PHNOM PENH (Reuters) – Tens of thousands of supporters of Cambodian Prime Minister Hun Sen rallied in Phnom Penh on the last day of campaigning for Sunday’s general election, in which he faces almost no challenge to extending 33 years in power.
President of the Cambodian People’s Party (CPP) and Cambodia’s Prime Minister Hun Sen (C), march with supporters during campaign on final day in Phnom Penh, Cambodia, July 27, 2018. REUTERS/Samrang Pring
The election will be Cambodia’s sixth since it emerged from decades of war in 1993 and critics of Hun Sen brand the vote a sham after the elimination of the main opposition party and a crackdown on independent media and dissent.
“I won’t lead the party into defeat,” Hun Sen told supporters on Friday, as they waved the blue flags of his ruling Cambodian People’s Party (CPP).
Bands sang songs praising Hun Sen, the world’s longest serving prime minister, a former Khmer Rouge commander who eventually defected from Pol Pot’s murderous regime.
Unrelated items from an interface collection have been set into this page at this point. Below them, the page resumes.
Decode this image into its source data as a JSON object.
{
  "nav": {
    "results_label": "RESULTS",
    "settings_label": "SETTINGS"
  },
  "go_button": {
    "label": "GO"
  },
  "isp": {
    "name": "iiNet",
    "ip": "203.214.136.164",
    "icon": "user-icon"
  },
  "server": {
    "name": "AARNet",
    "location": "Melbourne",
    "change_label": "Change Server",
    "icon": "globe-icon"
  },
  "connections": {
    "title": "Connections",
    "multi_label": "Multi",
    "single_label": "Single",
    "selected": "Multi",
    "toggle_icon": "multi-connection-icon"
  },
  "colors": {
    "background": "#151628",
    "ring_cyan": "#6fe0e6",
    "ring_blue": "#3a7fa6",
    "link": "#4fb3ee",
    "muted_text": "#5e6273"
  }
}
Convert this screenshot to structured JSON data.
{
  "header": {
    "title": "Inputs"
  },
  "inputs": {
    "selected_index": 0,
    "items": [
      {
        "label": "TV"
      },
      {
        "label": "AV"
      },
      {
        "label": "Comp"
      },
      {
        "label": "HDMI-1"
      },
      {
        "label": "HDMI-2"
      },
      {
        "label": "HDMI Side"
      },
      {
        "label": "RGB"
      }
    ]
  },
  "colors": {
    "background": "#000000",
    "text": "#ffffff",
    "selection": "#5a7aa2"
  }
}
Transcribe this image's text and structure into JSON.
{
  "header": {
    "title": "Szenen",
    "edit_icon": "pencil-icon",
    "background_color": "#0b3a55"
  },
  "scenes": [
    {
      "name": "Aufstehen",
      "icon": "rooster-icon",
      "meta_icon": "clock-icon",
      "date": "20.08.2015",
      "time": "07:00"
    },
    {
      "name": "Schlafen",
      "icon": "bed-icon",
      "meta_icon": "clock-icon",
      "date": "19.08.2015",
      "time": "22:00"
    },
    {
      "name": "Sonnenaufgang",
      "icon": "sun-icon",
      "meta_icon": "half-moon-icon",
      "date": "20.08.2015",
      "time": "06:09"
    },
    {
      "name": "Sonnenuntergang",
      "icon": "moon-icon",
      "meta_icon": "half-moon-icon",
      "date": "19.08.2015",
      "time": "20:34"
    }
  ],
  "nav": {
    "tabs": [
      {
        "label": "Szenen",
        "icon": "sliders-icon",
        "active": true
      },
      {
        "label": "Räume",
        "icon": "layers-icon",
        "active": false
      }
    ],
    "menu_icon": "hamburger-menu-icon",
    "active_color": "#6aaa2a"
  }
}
The election has been criticized by the United Nations and Western countries as fundamentally flawed after the Supreme Court last year dissolved the main opposition Cambodia National Rescue Party (CNRP) over accusations of plotting to topple the government. Its leader, Kem Sokha, was imprisoned for treason.
The party, which only narrowly lost the 2013 election, denied the accusation and most CNRP leaders have since fled abroad, leaving no significant competitor to Hun Sen’s party.
Of the 19 other parties standing on Sunday, none are strongly critical of Hun Sen or the government. Smaller parties together won less than 7 percent of the vote in 2013.
ASEAN Parliamentarians for Human Rights (APHR) warned the vote was a foregone conclusion.
“This is a farcical ritual to rubber stamp Hun Sen’s grip on power,” APHR chairman Charles Santiago, a member of the Malaysian parliament, said in a statement.
Voting is voluntary in Cambodia, so turnout will be a key test of the CPP’s legitimacy. It was nearly 70 percent in 2013.
Some exiled opposition members urged Cambodians to boycott the election and some voters told Reuters this week that they were being coerced into voting for Hun Sen’s CPP, a claim the party denies.
“People have the right to vote and not to vote and it’s illegal to force people to go to vote,” said Tep Nytha, secretary general of the National Election Committee.
About 8.3 million people have been registered to vote at 22,000 polling stations, the committee said, adding that campaigning had been smooth apart from some traffic jams.
Hun Sen, 65, told supporters his party had led Cambodia to prosperity. Once synonymous with conflict and poverty, Cambodia has been the world’s sixth fastest growing economy over the past two decades, the World Bank says. Growth of 6.9 percent is expected this year.
RULING PARTY DOMINATES
In Phnom Penh, campaigning has been dominated by the CPP, whose supporters often zip through the capital’s streets on motorbikes waving the party’s flags.
“I think there won’t be any change, it will be Samdech again,” said 19-year old Sum Davin, a student, referring to Hun Sen by his official title.
“People have only heard of one party and nobody knows the other parties,” he said, adding that he would vote despite the opposition’s boycott call.
Kem Sokha’s daughter Kem Monovithya said opposition members “simply want to use their right to show their discontent with this sham election”.
Sebastian Strangio, author of the book “Hun Sen’s Cambodia”, said condemnation from some Western governments would have little impact on Hun Sen, who has won support and billions of dollars in investment and military aid from China.
The United States has imposed visa curbs on some Cambodian government members over the crackdown and levied sanctions in June on a high-ranking official close to Hun Sen.
The European Union has threatened Cambodia with economic sanctions.
“With Western countries promising further sanctions, and Hun Sen unlikely to back down from his current course, Cambodia is set for a new era of turbulent relations with the West,” Strangio said.
Writing and additional reporting by Amy Sawitta Lefevre; Editing by Matthew Tostevin and Clarence Fernandez